Director: Bryn Higgins

RECAP: Down on his luck comedian Jamie plays Waldo, a talking comedy cartoon bear used to ridicule celebrities in a prank segment of a chat show. After humiliating a prominent politician, his producers see the potential to expand the Waldo franchise and enter the character in a bi-election, but could his popularity change the political landscape forever?

REVIEW: As with the other episodes of Black Mirror this series, ‘The Waldo Moment’ strongly focuses on an individual. Daniel Rigby’s performance as Jamie Salter is effective in portraying the mixture of self-loathing and cockiness that makes a stand-up comedian.

His motion capture cartoon character of Waldo the blue bear is a pretty unsophisticated creation and you easily imagine something like that on BBC Three among all the other hilarious comedy you can find there. The concept of humiliating a celebrity acting in good will in a fake environment isn’t so far away from Brass Eye, and Brooker originally came up with this idea when writing Nathan Barley with that show’s mastermind Chris Morris.

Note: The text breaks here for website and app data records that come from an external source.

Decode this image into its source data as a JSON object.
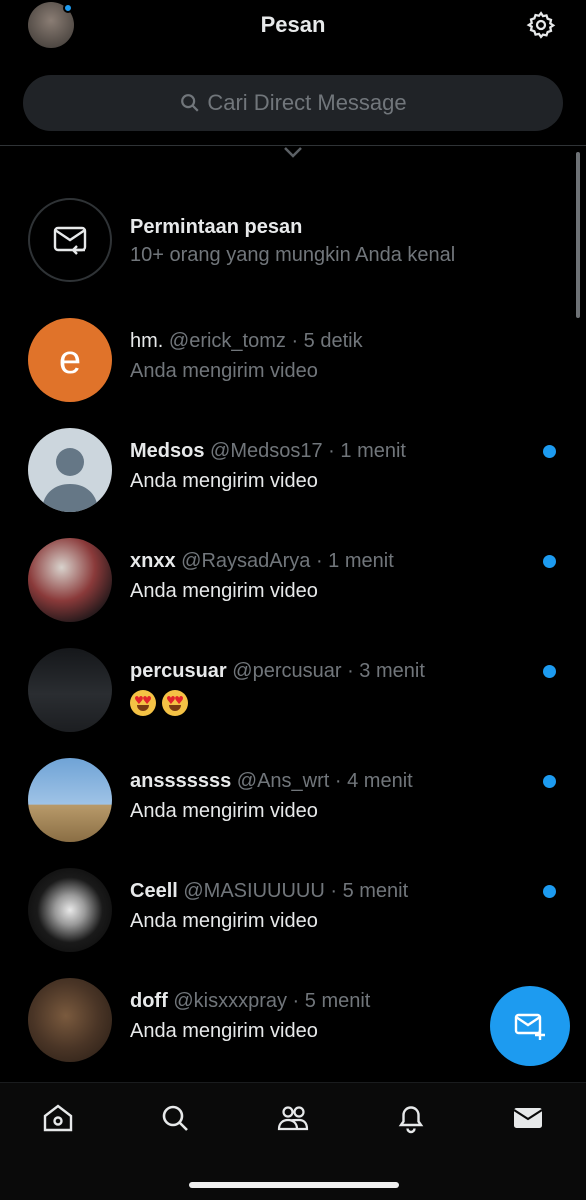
{
  "header": {
    "title": "Pesan",
    "avatar_icon": "user-avatar",
    "settings_icon": "gear-icon",
    "has_notification_dot": true
  },
  "search": {
    "placeholder": "Cari Direct Message",
    "icon": "search-icon"
  },
  "requests": {
    "title": "Permintaan pesan",
    "subtitle": "10+ orang yang mungkin Anda kenal",
    "icon": "mail-request-icon"
  },
  "conversations": [
    {
      "name": "hm.",
      "handle": "@erick_tomz",
      "time": "· 5 detik",
      "preview": "Anda mengirim video",
      "unread": false,
      "avatar_letter": "e",
      "avatar_color": "#e0732a"
    },
    {
      "name": "Medsos",
      "handle": "@Medsos17",
      "time": "· 1 menit",
      "preview": "Anda mengirim video",
      "unread": true
    },
    {
      "name": "xnxx",
      "handle": "@RaysadArya",
      "time": "· 1 menit",
      "preview": "Anda mengirim video",
      "unread": true
    },
    {
      "name": "percusuar",
      "handle": "@percusuar",
      "time": "· 3 menit",
      "preview": "😍 😍",
      "unread": true
    },
    {
      "name": "ansssssss",
      "handle": "@Ans_wrt",
      "time": "· 4 menit",
      "preview": "Anda mengirim video",
      "unread": true
    },
    {
      "name": "Ceell",
      "handle": "@MASIUUUUU",
      "time": "· 5 menit",
      "preview": "Anda mengirim video",
      "unread": true
    },
    {
      "name": "doff",
      "handle": "@kisxxxpray",
      "time": "· 5 menit",
      "preview": "Anda mengirim video",
      "unread": true
    }
  ],
  "fab": {
    "icon": "new-message-icon"
  },
  "tabbar": [
    {
      "icon": "home-icon"
    },
    {
      "icon": "search-icon"
    },
    {
      "icon": "communities-icon"
    },
    {
      "icon": "bell-icon"
    },
    {
      "icon": "mail-icon",
      "active": true
    }
  ],
  "colors": {
    "accent": "#1d9bf0",
    "background": "#000000",
    "muted_text": "#71767b"
  }
}
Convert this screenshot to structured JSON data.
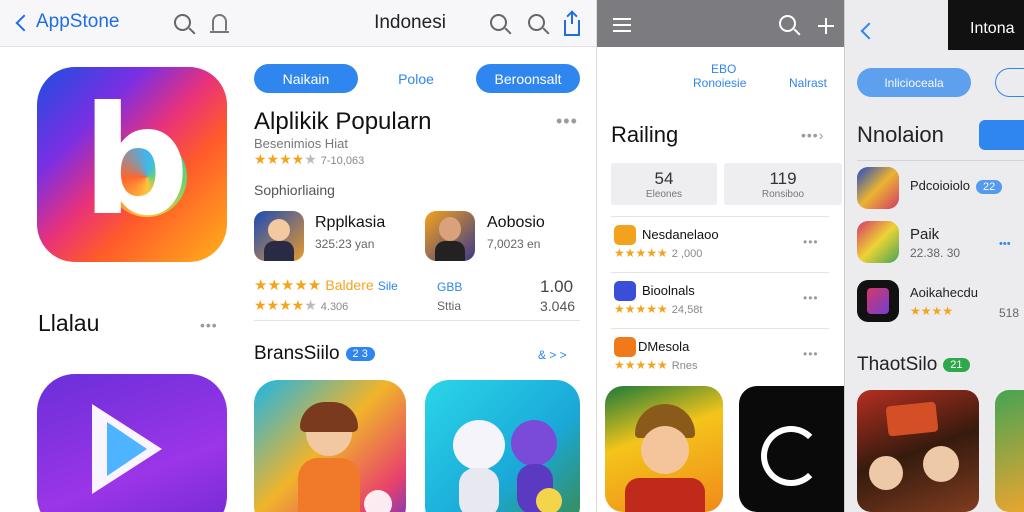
{
  "panel1": {
    "header": {
      "back_label": "AppStone",
      "title": "Indonesi"
    },
    "featured": {
      "pills": [
        "Naikain",
        "Poloe",
        "Beroonsalt"
      ],
      "title": "Alplikik Popularn",
      "subtitle": "Besenimios Hiat",
      "rating_meta": "7-10,063",
      "section_label": "Sophiorliaing",
      "apps": [
        {
          "name": "Rpplkasia",
          "meta": "325:23 yan"
        },
        {
          "name": "Aobosio",
          "meta": "7,0023 en"
        }
      ],
      "rating_row1": {
        "text": "Baldere",
        "link": "Sile",
        "tag": "GBB",
        "value": "1.00"
      },
      "rating_row2": {
        "meta": "4.306",
        "tag": "Sttia",
        "value": "3.046"
      }
    },
    "left_label": "Llalau",
    "section2": {
      "title": "BransSiilo",
      "badge": "2 3",
      "link": "& > >"
    }
  },
  "panel2": {
    "tabs": [
      "EBO",
      "Ronoiesie",
      "Nalrast"
    ],
    "title": "Railing",
    "stats": [
      {
        "num": "54",
        "caption": "Eleones"
      },
      {
        "num": "119",
        "caption": "Ronsiboo"
      }
    ],
    "items": [
      {
        "name": "Nesdanelaoo",
        "meta": "2 ,000",
        "color": "#f2a21c"
      },
      {
        "name": "Bioolnals",
        "meta": "24,58t",
        "color": "#3a4fd8"
      },
      {
        "name": "DMesola",
        "meta": "Rnes",
        "color": "#f07a1a"
      }
    ]
  },
  "panel3": {
    "header_title": "Intona",
    "pill": "Inlicioceala",
    "title": "Nnolaion",
    "items": [
      {
        "name": "Pdcoioiolo",
        "badge": "22",
        "meta": ""
      },
      {
        "name": "Paik",
        "meta": "22.38. 30",
        "value": ""
      },
      {
        "name": "Aoikahecdu",
        "meta": "",
        "value": "518"
      }
    ],
    "section_title": "ThaotSilo",
    "section_badge": "21"
  },
  "colors": {
    "accent": "#2f86ee",
    "star": "#f4a41c"
  }
}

Waldo comes to political prominence after humiliating experienced Tory candidate on the show. When  Liam Monroe then stands for a Conservative safe seat, producers see it as a great opportunity to put Waldo on the big stage and follow him around for comic effect. Monroe’s main candidate is an ambitious young Labour candidate Gwendolyn Harris (Chloe Pirrie) who has a one night stand with Jamie before breaking his heart as she is unable to talk to him during the campaign.

The defining moment for Waldo comes when he is invited to join a student debate and Jamie’s rage makes Waldo actually say something. This is in contrast to political archetypes who are there to play the game being the smug upper-class male and the go getting young female, out to make herself known but not to win. He exposes the deep rooted cynicism within modern politics. Waldo doesn’t say anything particularly groundbreaking but it would probably get a round of applause on question time. When that video goes viral, producers realise they can motivate the apathetic majority.

Perhaps the main problem with this episode is that aside from that outburst, Waldo doesn’t say anything except knob jokes and it’s hard to see why something so obnoxious can be so appealing to the public at large. The point being made is that the political system is absurd and the internet era is raising an idiocracy who would rather interact with a cartoon than the political system. It’s a reasonable point in many ways but as a paid up member of the public, I can’t help but feeling I’m better a little insulted. While it might work in a bi-election that the mysterious “Agency” feels Waldo can be used as a global political entertainment tool seems to be stretch.

Similarly, the final scenes set in a police state Waldo controlled future are powerful but so distant from the rest of the episode it feels like a twist for the sake of it.

The episode is at the most effective when its focussed on the protagonist. When Jamie snaps and tells the public Waldo to vote for a real candidate, it’s the strongest moment in the episode and it feels like a real person taking a stand. The message is reminiscent of Dennis Potter’s from Vote, Vote, Vote, for Nigel Barton. It’s a direct plea to the public to vote because it matters.

This may not be perfect television but at the very least, Brooker is trying to say something. That’s surely worth a round of applause.